Krulik began his career as a teacher in the New York Public Schools in 1954. After 15 years, he moved to Temple University, where he taught until 2006, when he retired as professor emeritus of mathematics education.
While at Temple University, Krulik helped build a strong doctoral program in mathematics education and advised hundreds of doctoral students. As one nominator wrote, "He was always enthusiastic to work with doctoral students and help them craft interesting studies that addressed gaps in mathematics literature.… He helped his students understand that they were contributing to a field of important work."
At Temple, Krulik was named Outstanding Professor of the College of Education and honored with the Lindback Award for Excellence in Teaching and Temple University's Great Teacher Award. The Association of Mathematics Teachers of New Jersey also gave Krulik the Max Sobel Outstanding Mathematics Educators Award.
Krulik's focus was problem solving and reasoning. Another nominator wrote, "His teaching provided opportunities for us to experience how it felt to learn to be a problem solver…. The way I thought about mathematics and my teaching of mathematics changed dramatically when I became a problem solver."
Over his prolific 55-year career, Krulik gave more than 350 presentations at conferences, including 100 NCTM conferences; authored or coauthored 30 books; and published more than 30 journal articles. He served as the 1980 Yearbook Editor,
Problem Solving in School Mathematics;
was a member of the working group of the NCTM Commission on
Teaching Standards for School Mathematics;
chaired the committee that designed and produced
Student Math Notes
Student Explorations in Mathematics)
; and served as program co-chair for numerous NCTM regional conferences.

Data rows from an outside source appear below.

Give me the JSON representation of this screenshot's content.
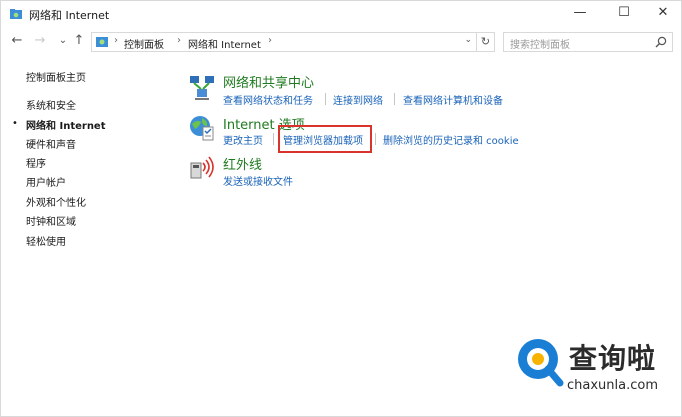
{
  "window": {
    "title": "网络和 Internet",
    "controls": {
      "minimize": "—",
      "maximize": "☐",
      "close": "✕"
    }
  },
  "nav": {
    "back": "←",
    "forward": "→",
    "recent": "⌄",
    "up": "↑",
    "breadcrumbs": [
      "控制面板",
      "网络和 Internet"
    ],
    "separator": "›",
    "dropdown": "⌄",
    "refresh": "↻",
    "search_placeholder": "搜索控制面板"
  },
  "sidebar": {
    "home": "控制面板主页",
    "items": [
      {
        "label": "系统和安全",
        "active": false
      },
      {
        "label": "网络和 Internet",
        "active": true
      },
      {
        "label": "硬件和声音",
        "active": false
      },
      {
        "label": "程序",
        "active": false
      },
      {
        "label": "用户帐户",
        "active": false
      },
      {
        "label": "外观和个性化",
        "active": false
      },
      {
        "label": "时钟和区域",
        "active": false
      },
      {
        "label": "轻松使用",
        "active": false
      }
    ],
    "active_marker": "•"
  },
  "main": {
    "categories": [
      {
        "title": "网络和共享中心",
        "icon": "network-sharing-icon",
        "links": [
          "查看网络状态和任务",
          "连接到网络",
          "查看网络计算机和设备"
        ]
      },
      {
        "title": "Internet 选项",
        "icon": "internet-options-icon",
        "links": [
          "更改主页",
          "管理浏览器加载项",
          "删除浏览的历史记录和 cookie"
        ],
        "highlighted_link": "管理浏览器加载项"
      },
      {
        "title": "红外线",
        "icon": "infrared-icon",
        "links": [
          "发送或接收文件"
        ]
      }
    ]
  },
  "watermark": {
    "name": "查询啦",
    "url": "chaxunla.com"
  },
  "colors": {
    "link": "#1a63b8",
    "category_title": "#1f7a1f",
    "highlight_border": "#d9342b",
    "watermark_blue": "#1a7fd4"
  }
}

Krulik's memberships outside of NCTM include the Pennsylvania Council of Teachers of Mathematics, the Association of Teachers of Mathematics of Philadelphia and Vicinity, and the Association of Teachers of Mathematics of New York City. He is also a member of the Association of Mathematics Teachers of New Jersey, where he served as president.